All lines in the material below that hold "text" should be found and copied.

» PROVIDED MATERIAL
§ §

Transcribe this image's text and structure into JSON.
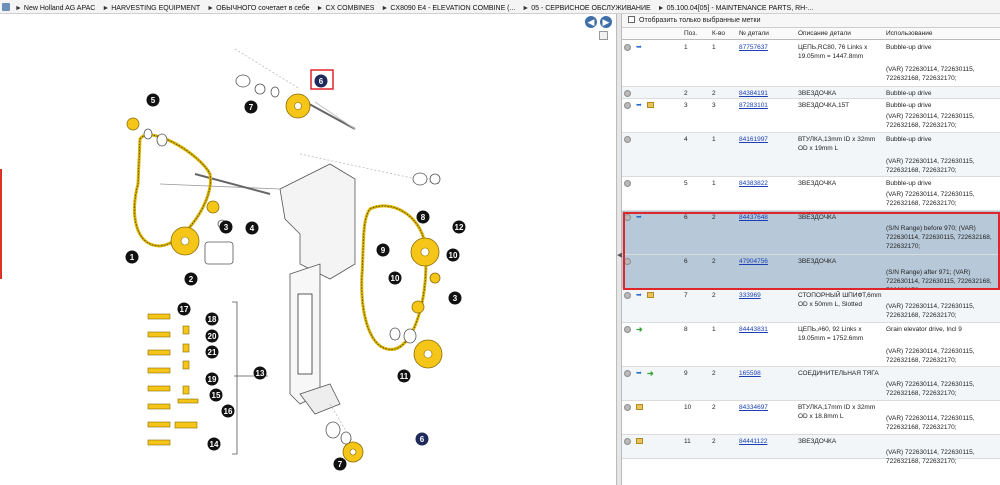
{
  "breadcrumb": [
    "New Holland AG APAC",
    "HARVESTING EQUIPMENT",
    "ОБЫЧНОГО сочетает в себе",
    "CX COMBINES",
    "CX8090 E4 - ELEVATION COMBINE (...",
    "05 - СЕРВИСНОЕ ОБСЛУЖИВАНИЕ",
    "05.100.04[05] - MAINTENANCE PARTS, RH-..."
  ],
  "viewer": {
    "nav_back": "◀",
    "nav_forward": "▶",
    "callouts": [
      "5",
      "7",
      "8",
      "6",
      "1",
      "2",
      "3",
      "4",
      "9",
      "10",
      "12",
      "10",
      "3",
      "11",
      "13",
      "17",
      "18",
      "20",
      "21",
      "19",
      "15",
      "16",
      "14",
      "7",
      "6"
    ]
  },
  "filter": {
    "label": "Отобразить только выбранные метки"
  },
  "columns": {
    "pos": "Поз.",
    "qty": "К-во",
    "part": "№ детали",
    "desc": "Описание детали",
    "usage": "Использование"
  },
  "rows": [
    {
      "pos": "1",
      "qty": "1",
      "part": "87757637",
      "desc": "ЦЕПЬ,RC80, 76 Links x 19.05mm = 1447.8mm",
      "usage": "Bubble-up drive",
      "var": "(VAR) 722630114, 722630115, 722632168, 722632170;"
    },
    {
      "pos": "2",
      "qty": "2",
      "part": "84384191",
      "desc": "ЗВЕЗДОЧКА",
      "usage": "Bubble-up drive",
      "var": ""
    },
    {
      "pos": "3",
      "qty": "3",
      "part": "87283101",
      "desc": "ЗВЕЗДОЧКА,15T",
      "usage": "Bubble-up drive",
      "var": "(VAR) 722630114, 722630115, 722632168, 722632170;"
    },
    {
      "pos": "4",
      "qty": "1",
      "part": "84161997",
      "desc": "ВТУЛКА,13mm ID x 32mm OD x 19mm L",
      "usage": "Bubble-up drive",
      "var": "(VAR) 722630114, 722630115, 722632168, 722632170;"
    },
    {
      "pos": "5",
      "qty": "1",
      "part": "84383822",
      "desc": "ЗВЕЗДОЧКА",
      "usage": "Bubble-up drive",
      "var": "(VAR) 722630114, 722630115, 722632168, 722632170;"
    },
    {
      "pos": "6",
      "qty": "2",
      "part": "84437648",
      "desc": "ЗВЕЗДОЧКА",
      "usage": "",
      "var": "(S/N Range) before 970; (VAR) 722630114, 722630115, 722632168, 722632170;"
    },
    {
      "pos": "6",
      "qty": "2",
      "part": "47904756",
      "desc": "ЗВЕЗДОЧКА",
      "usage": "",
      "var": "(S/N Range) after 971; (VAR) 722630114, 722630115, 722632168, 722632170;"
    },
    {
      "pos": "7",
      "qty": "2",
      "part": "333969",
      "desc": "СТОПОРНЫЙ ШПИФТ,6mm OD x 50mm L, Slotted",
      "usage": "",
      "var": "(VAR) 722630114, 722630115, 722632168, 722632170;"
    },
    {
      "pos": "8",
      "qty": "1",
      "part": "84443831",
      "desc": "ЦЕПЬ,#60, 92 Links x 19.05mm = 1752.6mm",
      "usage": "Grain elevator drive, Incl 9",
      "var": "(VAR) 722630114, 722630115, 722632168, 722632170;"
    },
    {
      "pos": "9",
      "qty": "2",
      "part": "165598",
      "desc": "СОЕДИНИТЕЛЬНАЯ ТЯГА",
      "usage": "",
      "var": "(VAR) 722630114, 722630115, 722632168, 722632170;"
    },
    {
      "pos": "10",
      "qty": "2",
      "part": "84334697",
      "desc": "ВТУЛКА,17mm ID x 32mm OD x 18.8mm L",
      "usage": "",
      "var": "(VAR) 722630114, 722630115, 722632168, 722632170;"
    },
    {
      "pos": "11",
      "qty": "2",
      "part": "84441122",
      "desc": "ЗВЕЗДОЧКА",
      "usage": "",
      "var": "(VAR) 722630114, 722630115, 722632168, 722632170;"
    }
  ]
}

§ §

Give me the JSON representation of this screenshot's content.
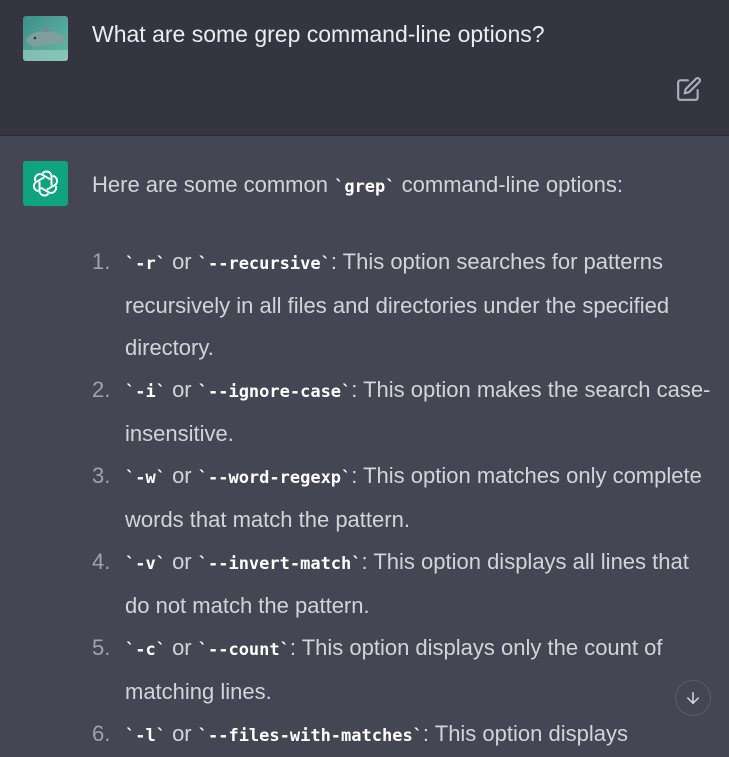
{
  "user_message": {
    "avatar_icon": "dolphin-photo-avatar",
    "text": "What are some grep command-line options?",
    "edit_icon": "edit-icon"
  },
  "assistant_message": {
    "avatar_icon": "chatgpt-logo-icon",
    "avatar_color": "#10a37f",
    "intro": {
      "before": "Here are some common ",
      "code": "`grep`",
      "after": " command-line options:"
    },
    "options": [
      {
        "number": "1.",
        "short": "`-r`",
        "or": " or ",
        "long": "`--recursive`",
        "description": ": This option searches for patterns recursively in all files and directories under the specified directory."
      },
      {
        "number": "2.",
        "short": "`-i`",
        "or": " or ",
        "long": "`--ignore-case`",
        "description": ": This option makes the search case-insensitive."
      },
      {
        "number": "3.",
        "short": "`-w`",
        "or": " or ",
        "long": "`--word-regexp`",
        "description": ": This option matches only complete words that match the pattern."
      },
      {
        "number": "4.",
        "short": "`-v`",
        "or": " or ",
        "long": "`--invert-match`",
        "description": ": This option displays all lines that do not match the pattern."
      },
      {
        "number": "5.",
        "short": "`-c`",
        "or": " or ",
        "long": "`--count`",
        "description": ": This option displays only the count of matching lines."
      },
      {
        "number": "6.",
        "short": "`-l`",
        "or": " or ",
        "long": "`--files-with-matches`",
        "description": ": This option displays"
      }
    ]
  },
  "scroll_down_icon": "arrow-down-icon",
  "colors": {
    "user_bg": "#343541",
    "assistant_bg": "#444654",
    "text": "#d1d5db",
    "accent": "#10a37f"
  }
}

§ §

» ANSWER SPACE
Transcribe this image's text and structure into JSON.
    "text": "What are some grep command-line options?",
    "text": "#d1d5db",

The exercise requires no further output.